T. Edmund Harvey mentioned the Friends War Victims Relief Committee work, including medical, agricultural and other relief work, such as building shelters and temporary housing for the populations of areas affected by the conflict.
A summary from the AGM report in ‘Bootham’ magazine, December 1915. Both Bootham and Mount Old Scholars were at the meeting. Longer excerpts from the accounts of the various types of work done will follow in later posts.

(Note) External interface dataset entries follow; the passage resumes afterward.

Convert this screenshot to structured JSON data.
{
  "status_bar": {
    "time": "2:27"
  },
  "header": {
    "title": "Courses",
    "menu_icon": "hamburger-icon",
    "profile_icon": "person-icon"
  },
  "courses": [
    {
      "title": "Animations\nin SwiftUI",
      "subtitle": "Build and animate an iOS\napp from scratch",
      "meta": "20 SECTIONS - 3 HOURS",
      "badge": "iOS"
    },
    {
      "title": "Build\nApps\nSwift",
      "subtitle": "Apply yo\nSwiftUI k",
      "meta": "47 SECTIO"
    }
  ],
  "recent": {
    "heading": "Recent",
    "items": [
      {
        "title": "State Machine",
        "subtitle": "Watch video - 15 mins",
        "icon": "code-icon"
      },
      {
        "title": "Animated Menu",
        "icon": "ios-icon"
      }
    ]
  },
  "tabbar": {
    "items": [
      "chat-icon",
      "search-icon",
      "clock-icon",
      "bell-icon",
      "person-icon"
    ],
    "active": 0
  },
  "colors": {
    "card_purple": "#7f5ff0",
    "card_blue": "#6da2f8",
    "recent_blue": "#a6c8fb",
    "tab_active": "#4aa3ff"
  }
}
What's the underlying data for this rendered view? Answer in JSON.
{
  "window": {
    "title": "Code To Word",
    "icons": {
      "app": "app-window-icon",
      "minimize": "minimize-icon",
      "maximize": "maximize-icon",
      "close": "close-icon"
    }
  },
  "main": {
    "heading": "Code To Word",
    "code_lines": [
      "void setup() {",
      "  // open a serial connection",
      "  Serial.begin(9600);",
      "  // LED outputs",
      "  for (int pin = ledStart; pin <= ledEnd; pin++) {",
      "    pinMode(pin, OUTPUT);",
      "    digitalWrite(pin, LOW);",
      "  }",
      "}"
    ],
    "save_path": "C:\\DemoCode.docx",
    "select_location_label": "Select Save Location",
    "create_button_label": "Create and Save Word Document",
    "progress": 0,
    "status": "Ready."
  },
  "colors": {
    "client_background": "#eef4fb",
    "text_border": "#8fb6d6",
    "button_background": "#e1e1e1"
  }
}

“The Friends’ Ambulance Unit has now completed four months’ work at the front. During the whole time it has continued to work in the same area in Flanders and Northern France; and its headquarters remain still where they were first established at Dunkirk. The original party that went out from England has been more than trebled in size, and there is still no slackening in the demand for men to do the additional work that is continually opening out. Before Christmas the unit’s main achievement was the organisation of a system of seven ambulance stations on the front, which carried among them in a few weeks over ten thousand wounded men, mostly from aid posts just behind the trenches, to hospitaux d’evacuation in the rear. Since Christmas the biggest development of the work has consisted in a large scale attempt to cope with an epidemic of disease among the refugees and civilian population still living in the very front of the fighting zone in Flanders. Besides the work of two hospitals, which have an accommodation of over two hundred beds, various preventive measures have been taken; six thousand five hundred civilians have been inoculated against typhoid ; a pure water supply has been provided in various towns and villages; and now every house in the district is being visited and, if necessary, disinfected. Much of this work is done within range of the German guns. The unit also has two hospitals in Dunkirk, one of which, it is hoped, will vary rapidly expand.”
From ‘Bootham’ magazine, March 1915